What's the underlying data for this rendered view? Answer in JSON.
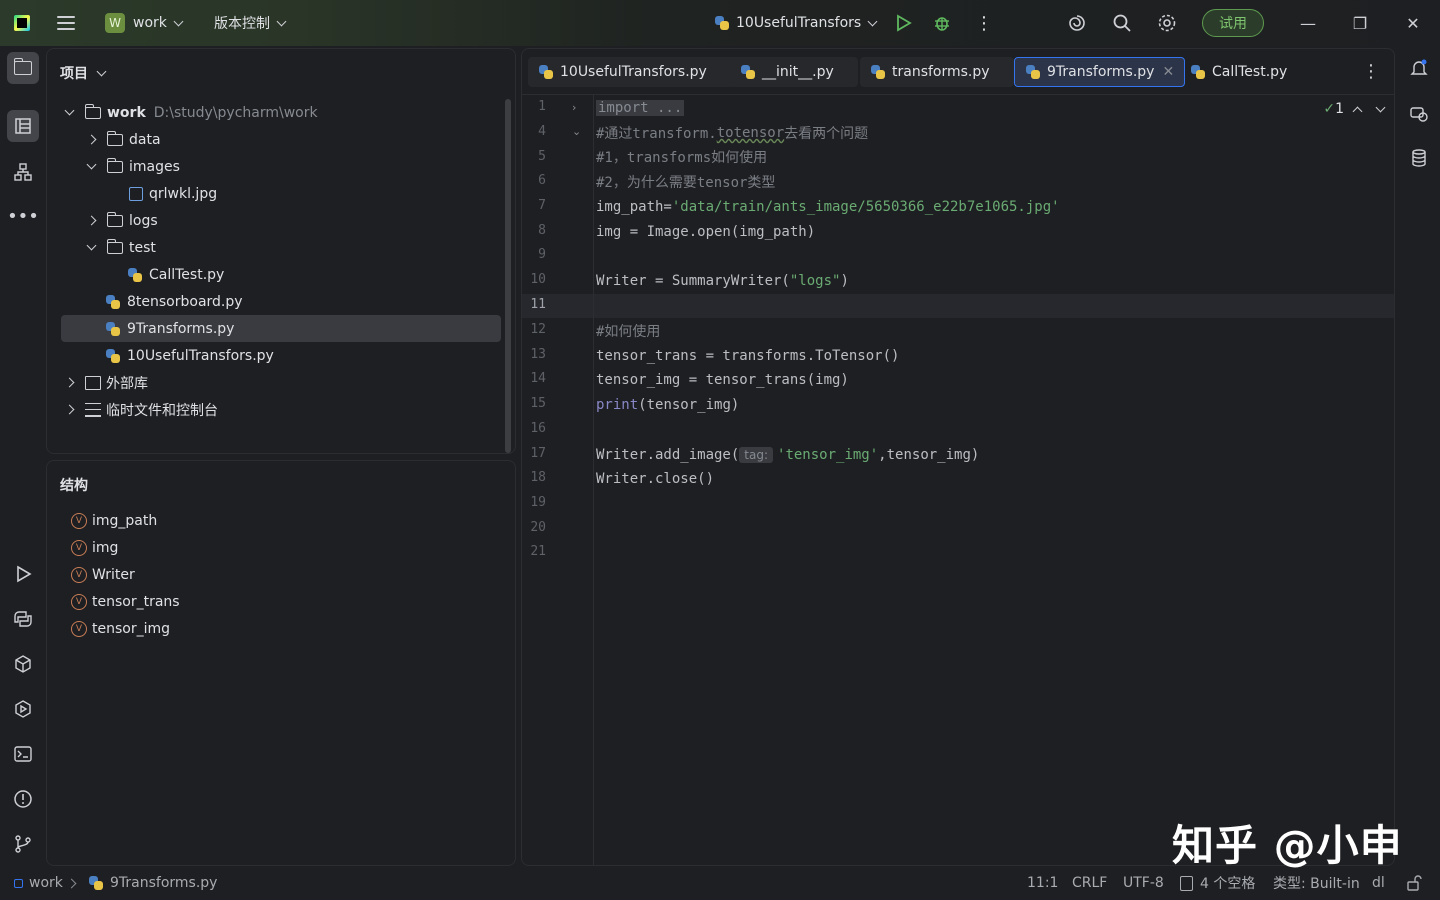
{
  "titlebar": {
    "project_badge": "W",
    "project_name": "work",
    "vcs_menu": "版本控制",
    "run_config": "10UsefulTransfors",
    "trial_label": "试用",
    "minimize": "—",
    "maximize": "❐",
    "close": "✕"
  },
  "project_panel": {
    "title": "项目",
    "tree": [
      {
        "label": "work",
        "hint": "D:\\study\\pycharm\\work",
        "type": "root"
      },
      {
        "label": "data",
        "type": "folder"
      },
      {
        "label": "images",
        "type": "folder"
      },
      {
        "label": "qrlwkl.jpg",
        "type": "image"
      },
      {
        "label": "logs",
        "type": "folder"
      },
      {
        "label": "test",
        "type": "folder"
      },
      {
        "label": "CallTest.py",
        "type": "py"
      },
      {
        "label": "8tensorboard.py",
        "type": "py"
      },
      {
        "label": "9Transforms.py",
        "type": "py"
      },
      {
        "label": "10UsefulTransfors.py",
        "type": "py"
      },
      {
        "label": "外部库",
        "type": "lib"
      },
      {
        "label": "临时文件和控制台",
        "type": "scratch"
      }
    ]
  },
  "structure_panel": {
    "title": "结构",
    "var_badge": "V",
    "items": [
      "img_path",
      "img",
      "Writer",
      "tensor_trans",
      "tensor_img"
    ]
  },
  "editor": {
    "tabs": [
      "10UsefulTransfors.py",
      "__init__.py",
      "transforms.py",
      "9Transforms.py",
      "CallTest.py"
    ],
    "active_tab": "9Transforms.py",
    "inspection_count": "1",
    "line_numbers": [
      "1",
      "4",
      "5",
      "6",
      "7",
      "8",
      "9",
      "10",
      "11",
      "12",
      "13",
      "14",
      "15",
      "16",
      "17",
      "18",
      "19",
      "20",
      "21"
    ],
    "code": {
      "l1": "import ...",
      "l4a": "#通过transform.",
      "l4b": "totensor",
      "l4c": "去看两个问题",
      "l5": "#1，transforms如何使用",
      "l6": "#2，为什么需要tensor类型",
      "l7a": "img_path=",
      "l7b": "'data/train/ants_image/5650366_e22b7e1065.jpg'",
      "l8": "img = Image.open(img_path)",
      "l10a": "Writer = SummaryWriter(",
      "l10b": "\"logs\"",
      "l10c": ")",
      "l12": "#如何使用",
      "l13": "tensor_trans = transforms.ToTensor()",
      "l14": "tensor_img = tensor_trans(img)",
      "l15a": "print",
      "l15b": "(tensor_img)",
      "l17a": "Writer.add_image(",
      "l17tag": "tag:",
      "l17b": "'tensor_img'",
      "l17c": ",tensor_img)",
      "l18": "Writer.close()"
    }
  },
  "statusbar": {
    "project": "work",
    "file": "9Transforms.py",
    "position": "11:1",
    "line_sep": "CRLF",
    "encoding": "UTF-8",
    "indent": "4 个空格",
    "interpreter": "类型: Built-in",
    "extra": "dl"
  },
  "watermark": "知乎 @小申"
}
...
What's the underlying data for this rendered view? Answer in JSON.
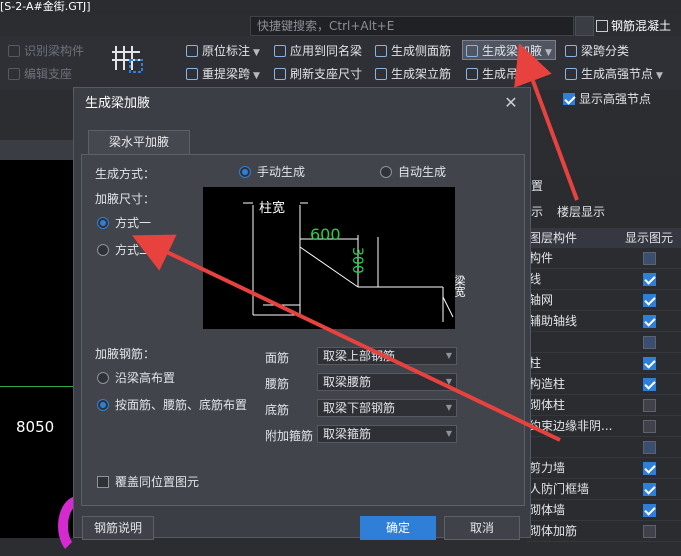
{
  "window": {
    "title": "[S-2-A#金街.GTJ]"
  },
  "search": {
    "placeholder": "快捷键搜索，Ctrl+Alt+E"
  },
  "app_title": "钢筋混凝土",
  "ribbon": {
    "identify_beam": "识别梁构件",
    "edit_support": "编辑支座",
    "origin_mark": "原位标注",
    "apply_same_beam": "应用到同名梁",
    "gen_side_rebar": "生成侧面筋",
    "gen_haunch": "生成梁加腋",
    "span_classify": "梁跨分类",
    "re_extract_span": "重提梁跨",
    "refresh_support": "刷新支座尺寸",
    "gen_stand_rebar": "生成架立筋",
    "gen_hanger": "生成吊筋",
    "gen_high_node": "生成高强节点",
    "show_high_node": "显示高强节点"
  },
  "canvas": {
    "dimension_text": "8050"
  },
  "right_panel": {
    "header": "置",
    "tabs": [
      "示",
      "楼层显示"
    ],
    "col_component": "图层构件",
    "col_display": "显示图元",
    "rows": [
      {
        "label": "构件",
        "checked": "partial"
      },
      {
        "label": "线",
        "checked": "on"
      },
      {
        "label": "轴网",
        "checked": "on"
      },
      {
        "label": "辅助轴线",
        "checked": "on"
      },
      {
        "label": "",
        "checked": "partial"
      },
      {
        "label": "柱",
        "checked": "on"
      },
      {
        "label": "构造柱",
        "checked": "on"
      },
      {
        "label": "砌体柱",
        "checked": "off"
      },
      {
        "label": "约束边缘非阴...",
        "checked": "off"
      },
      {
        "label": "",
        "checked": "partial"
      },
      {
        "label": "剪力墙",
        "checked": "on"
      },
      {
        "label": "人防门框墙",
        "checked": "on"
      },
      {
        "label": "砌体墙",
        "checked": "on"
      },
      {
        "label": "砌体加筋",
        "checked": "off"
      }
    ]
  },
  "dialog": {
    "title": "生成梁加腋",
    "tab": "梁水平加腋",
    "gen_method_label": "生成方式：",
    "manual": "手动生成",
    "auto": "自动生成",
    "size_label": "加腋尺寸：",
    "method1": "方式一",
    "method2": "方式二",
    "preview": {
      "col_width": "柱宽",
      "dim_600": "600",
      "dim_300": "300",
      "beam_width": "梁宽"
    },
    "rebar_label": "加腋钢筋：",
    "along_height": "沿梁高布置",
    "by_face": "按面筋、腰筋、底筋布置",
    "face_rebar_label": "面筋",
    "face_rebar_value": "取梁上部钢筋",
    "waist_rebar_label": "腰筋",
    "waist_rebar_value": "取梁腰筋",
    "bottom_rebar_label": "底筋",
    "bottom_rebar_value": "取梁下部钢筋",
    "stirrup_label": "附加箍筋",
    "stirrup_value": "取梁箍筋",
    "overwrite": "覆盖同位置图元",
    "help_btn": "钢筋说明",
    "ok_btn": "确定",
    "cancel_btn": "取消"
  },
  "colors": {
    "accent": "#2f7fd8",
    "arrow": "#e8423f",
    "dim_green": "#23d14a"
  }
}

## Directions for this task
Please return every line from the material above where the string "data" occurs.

## Answer for the task
What's the underlying data for this rendered view? Answer in JSON.
        "label": "data",
      "l7b": "'data/train/ants_image/5650366_e22b7e1065.jpg'",
What's the underlying data for this rendered view? Answer in JSON.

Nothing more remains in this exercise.